Sergeant Gerard Dutton is in charge of the ballistics section at Forensic Science Services Tasmania.
He was asked to conduct an independent review of the ballistics evidence in the New Zealand murder case by the detective in charge of the investigation.
His evidence in court lasted for four days, in which he was questioned about unusual marks on the bullet caused by separate actions during the loading and firing process.
Sergeant Dutton was able to prove the bullet came from the defendant's gun.
"Ultimately the case hinged solely upon being able to relate the bullet to the sawn-off rifle used and for [more than] four days in the New Zealand High Court I explained the significance of this evidence," he said.
Aaron James Harvey was convicted of the murder of Carl MacDonald in 2008 and sentenced to four years in prison.
Sergeant Dutton said it was an unusually difficult case.
"The ballistics evidence in this murder case was extremely technical and complex," he said.
"There were many tests to be done, and when I'd complete one set of tests and look at the results, then I'd have to think about that, then look at something different.
"It just took a long time to methodically work through what I had in front of me, and it took two weeks, which was extraordinary."
Sergeant Dutton's paper about his work on the case, 'A case study of the interpretation of extraordinary toolmarks on a fatal bullet', was published in the Journal of the Association of Firearms and Toolmark Examiners.
It has won the Harry Delaforce Award from the Australia New Zealand Policing Advisory Agency's National Institute of Forensic Science.
Sergeant Dutton said he wrote the paper because the case was so technically interesting.
"I just thought anyone who does this work, and who enjoys doing it, will learn from this particular case and from what I was able to learn from it, so when faced with these sort of opportunities it's almost, you know it's a responsibility to write about it for the benefit of your peers."
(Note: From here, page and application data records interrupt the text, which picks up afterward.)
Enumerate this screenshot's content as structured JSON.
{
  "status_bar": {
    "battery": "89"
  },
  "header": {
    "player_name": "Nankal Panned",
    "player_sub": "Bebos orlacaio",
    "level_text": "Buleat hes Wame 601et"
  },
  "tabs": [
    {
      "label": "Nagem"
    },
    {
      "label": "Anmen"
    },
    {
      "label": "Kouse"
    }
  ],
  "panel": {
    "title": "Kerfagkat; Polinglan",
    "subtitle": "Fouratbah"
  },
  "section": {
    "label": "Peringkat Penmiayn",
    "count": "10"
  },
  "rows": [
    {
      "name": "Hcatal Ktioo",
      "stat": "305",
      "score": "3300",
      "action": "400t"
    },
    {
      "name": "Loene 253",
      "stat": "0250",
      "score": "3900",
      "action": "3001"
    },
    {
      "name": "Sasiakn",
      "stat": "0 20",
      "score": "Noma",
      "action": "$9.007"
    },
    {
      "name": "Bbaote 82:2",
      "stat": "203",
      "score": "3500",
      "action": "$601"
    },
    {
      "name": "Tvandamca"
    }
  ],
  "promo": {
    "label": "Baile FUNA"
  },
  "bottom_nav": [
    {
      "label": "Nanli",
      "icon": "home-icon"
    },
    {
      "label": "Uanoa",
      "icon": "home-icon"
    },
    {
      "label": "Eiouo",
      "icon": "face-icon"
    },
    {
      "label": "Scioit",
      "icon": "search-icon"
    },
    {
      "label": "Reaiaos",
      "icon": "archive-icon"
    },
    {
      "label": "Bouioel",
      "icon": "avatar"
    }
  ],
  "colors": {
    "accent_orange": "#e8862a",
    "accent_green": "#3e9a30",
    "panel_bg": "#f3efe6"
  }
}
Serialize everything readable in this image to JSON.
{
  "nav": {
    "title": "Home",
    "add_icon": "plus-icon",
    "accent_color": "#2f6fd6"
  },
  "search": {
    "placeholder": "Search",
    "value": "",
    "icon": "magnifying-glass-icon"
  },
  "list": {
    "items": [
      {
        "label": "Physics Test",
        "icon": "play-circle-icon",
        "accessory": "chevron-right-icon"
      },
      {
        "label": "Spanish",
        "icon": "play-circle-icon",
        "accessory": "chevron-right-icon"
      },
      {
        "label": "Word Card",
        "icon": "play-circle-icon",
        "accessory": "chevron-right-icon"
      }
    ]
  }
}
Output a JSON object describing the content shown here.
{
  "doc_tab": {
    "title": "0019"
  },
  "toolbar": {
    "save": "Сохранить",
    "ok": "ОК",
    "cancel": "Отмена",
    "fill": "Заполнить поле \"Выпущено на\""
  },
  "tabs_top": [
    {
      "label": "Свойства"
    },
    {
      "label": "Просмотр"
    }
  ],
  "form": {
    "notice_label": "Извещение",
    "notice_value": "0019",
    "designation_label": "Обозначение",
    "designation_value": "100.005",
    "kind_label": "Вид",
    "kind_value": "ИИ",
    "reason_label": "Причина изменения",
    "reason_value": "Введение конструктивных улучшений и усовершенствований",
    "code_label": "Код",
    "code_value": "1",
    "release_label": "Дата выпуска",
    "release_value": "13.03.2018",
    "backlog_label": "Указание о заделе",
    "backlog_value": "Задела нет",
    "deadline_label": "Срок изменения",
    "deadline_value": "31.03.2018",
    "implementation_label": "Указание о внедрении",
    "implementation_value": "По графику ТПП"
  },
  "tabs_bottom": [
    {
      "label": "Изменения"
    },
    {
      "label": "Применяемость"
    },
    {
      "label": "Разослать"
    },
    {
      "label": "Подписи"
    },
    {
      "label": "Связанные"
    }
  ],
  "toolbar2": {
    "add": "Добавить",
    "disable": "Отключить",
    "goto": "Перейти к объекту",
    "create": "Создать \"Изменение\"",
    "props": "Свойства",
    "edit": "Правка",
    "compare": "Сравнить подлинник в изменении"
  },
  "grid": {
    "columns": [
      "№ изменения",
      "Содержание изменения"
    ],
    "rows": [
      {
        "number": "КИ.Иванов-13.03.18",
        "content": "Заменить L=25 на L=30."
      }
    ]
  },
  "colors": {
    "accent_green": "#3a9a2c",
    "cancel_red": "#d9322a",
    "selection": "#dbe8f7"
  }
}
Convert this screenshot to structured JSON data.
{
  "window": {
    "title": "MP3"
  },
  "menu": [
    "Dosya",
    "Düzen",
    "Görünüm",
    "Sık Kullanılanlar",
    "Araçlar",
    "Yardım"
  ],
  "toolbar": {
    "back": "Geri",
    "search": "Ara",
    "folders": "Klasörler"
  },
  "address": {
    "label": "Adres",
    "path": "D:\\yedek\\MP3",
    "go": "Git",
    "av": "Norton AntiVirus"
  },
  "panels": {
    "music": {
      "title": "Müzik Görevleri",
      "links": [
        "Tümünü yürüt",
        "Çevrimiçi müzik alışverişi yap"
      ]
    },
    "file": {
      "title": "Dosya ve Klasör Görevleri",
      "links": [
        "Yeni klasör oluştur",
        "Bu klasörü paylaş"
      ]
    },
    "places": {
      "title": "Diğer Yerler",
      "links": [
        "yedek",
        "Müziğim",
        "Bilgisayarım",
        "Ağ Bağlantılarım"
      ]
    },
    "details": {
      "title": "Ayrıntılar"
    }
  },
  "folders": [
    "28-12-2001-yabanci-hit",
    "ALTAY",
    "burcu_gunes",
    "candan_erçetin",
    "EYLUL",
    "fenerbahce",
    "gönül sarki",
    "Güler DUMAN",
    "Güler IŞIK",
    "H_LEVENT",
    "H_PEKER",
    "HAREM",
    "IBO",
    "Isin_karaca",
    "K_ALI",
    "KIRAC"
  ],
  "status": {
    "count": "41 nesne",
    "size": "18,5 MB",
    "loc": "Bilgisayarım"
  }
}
Sergeant Dutton was recently elected as the ballistics representatives on the Australian Field Forensic Science Accreditation Board.